The crisis in Ukraine took a turn for the worse this weekend. Many distinct events are in play. Here are a few top headlines
Armed Men Seize Police Station in Slavyansk
The Wall Street Journal reports Pro-Russia Protests Spread, Police Station Seized.
Pro-Russia protests spread Saturday in eastern Ukraine as armed men, some in unmarked, military-style uniforms, moved to commandeer more government buildings—a dramatic escalation that the Ukrainian government and Washington tied to Moscow.
Ukraine's acting president called an emergency meeting of the country's top security officials in the capital, Kiev, as police clashed with attackers in several spots in the largely Russian-speaking, eastern part of the country.
Some 20 men wearing camouflage, some with military-style equipment and weapons, commandeered a police station and security-service office early Saturday in Slavyansk, a small city that previously hadn't seen the kind of pro-Russian fervor that erupted anew in the area last weekend.
Ukraine's Interior Minister Arsen Avakov said Saturday evening that police were fighting with attackers in the nearby town of Kramatorsk and had repelled a similar attack in a third town, Krasny Liman.
Saturday afternoon, police in Poltava Region said they had stopped several buses carrying what they said were pro-Russian activists carrying gasoline bombs and makeshift weapons. They were headed to Kharkiv, where protests were scheduled. Police detained about 70 of the activists.
Protesters remain barricaded Saturday in the regional government headquarters in Donetsk and the security-service offices in Luhansk, which they had occupied last Sunday.
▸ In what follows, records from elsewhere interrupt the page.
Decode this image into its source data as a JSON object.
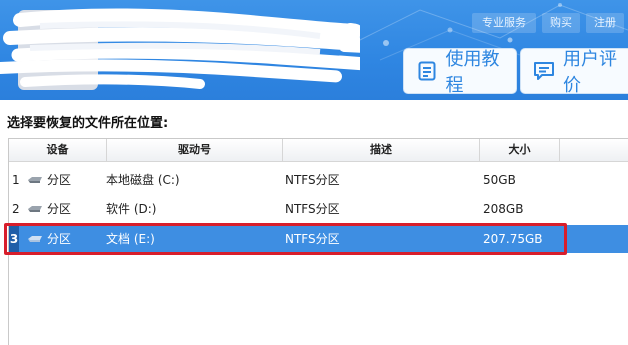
{
  "header": {
    "top_links": [
      "专业服务",
      "购买",
      "注册"
    ],
    "tutorial_button": "使用教程",
    "review_button": "用户评价"
  },
  "section": {
    "title": "选择要恢复的文件所在位置:"
  },
  "table": {
    "columns": [
      "设备",
      "驱动号",
      "描述",
      "大小"
    ],
    "rows": [
      {
        "num": "1",
        "device": "分区",
        "drive": "本地磁盘 (C:)",
        "desc": "NTFS分区",
        "size": "50GB",
        "selected": false
      },
      {
        "num": "2",
        "device": "分区",
        "drive": "软件 (D:)",
        "desc": "NTFS分区",
        "size": "208GB",
        "selected": false
      },
      {
        "num": "3",
        "device": "分区",
        "drive": "文档 (E:)",
        "desc": "NTFS分区",
        "size": "207.75GB",
        "selected": true
      }
    ]
  },
  "colors": {
    "header_blue": "#2f86e2",
    "selection_blue": "#3e8ee2",
    "highlight_red": "#d81e2b"
  }
}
Authorities pushed a group out of a government building in Kharkiv earlier in the week.
Western officials say Moscow has tens of thousands of troops on its side of the border that could invade Ukraine in a matter of hours. Moscow denies that.